** Opening Dataset entries block **

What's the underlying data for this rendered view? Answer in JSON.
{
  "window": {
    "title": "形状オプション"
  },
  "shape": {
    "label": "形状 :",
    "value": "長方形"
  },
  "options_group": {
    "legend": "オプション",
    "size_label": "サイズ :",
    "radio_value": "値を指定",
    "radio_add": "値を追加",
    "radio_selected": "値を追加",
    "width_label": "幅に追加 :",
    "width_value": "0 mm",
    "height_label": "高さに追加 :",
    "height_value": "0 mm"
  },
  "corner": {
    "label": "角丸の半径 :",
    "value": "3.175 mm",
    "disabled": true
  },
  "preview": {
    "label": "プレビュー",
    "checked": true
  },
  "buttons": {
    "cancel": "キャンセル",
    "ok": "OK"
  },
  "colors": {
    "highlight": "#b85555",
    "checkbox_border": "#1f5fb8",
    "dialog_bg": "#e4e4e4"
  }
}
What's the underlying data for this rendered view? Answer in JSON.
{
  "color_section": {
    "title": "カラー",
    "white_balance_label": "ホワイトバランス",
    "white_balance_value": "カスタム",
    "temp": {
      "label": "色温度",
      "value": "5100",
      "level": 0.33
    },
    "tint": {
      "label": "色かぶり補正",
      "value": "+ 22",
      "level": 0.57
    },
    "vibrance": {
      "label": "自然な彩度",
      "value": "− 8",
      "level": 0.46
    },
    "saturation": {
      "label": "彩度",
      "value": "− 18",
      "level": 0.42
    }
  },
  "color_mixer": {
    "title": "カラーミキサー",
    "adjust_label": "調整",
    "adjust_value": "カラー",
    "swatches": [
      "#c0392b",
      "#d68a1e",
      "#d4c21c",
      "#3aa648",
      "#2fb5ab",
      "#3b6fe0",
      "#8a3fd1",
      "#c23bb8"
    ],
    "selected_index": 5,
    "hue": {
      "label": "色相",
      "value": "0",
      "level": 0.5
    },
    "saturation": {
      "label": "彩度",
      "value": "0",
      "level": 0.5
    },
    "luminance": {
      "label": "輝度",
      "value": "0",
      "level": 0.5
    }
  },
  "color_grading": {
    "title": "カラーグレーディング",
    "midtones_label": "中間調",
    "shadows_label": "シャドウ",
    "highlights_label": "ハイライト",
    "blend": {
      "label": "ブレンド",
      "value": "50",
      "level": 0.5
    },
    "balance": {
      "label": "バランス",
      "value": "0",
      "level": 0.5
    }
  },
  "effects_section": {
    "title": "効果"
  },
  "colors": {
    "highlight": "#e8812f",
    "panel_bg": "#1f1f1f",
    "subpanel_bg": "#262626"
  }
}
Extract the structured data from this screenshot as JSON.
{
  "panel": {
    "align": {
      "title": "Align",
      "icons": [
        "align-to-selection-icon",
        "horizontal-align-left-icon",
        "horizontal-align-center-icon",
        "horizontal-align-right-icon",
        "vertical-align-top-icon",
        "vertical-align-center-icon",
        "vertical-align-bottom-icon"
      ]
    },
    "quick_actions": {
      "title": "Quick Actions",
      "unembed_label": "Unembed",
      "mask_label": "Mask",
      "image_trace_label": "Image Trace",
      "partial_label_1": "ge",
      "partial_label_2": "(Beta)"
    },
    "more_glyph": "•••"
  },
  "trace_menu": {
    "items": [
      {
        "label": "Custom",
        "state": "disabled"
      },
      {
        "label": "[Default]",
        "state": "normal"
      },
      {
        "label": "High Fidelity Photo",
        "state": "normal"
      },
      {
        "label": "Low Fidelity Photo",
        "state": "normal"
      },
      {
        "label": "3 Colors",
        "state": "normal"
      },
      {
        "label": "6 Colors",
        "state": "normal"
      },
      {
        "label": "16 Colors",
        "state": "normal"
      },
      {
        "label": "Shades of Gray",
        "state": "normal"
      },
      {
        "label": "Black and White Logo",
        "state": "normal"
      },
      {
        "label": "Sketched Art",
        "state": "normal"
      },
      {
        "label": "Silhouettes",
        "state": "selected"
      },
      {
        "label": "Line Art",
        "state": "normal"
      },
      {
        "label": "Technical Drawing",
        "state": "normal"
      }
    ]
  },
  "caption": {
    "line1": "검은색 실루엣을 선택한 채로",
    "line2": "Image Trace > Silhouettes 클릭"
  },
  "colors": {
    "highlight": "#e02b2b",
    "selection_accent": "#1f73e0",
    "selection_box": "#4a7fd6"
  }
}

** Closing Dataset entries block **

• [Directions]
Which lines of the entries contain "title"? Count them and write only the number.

• [Exercise result]
7